The secret behind Google’s profit growth has been revealed in a ZDNet report. The internet giant has launched an attack on smaller businesses who gain revenue from affiliate programs.
By favoring larger brands in its search engine results, Google has increased revenue by billions but, according to ZDNet, such combative tactics are costing jobs as smaller firms that profit from affiliate marketing are displaced. While analysts and media are preoccupied by the publicity of Google’s non-revenue schemes, including G+ and driverless cars, the plan to position itself as the largest affiliate has, until now, gone undetected.
During 2010, income from Google’s own sites was struggling to keep pace with Adsense, its partner network.
- In Q1 Google sites grew 20% and partner sites grew 24%
- In Q2 Google sites grew 23% and partner sites grew 23%
- In Q3 Google sites grew 22% and partner sites grew 22%
- In Q4 Google sites grew 22% and partner sites grew 24%
But for no outwardly obvious reason, the pattern is turned around within the space of a quarter.
- In Q1 Google sites grew 32% and partner sites grew 19%
- In Q2 Google sites grew 39% and partner sites grew 20%
- In Q3 Google sites grew 39% and partner sites grew 18%
By diverting traffic and income from its partner network to its own, Google manages to maintain all its revenues, rather than giving away 80 percent to Adsense partners. Other strategies to align Google as the principle affiliate for sales of branded goods online include banning tens of thousands of affiliates from its Adworks network and taking care not to upset the large brand owners, powerful lobbyists who could voice their discontent over Google’s business practices in Washington DC.
ZDNet reports that none of these practices have come under the scrutiny of journalists or analysts. For Google, such aggression towards small businesses in the current financial climate would be very damaging PR wise. The company has spent record amounts on lobbying this year and are keen to keep their business below the radar of the U.S government.

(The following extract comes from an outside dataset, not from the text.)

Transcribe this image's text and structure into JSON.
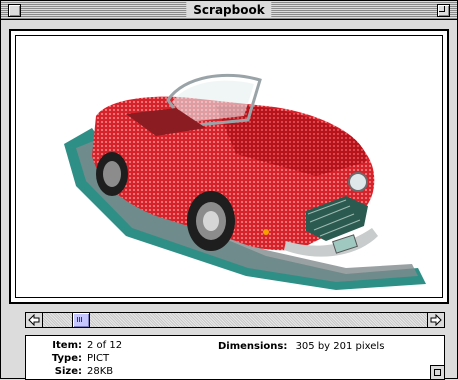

Reporting for the Los Angeles Times, Jessica Guyen stated “Google spent $5.9 million from January 1 through September 30, a 51% jump from a year ago. To put that in perspective, Google spent $5.2 million total on lobbying last year. Google has doubled its spending on lobbying in the last two years. It has also formed a political action committee to give donations to candidates and it has hired influential lobbyists such as Richard Gephardt, a former House Democratic leader.”
According to ZDNet, the fate of small businesses could lie with Facebook who are known to be more small business friendly, though long-term there is the possibility that they will be pushed towards taking a larger stake in revenues. To protect themselves from the same destiny as the small businesses in the Google environment, companies like Facebook and Apple fortify themselves against such moves as a larger partner providing web services and traffic, by retaining as much control of their ecosystem as they can.
One person who does comprehend Google’s anti-small business approach is SEOBook’s Aaron Wall, who wrote “At Affiliate Summit last year Google’s Frederick Vallaeys basically stated that they appreciated the work of affiliates, but as the brands have moved in the independent affiliates have largely become unneeded duplication in the AdWords ad system. To quote him verbatim, “just an unnecessary step in the sales funnel. It is worth noting that Google doesn’t consider itself “just an unnecessary step in the sales funnel” when they insert themselves as an affiliate.”
Jude Freeman writes from London.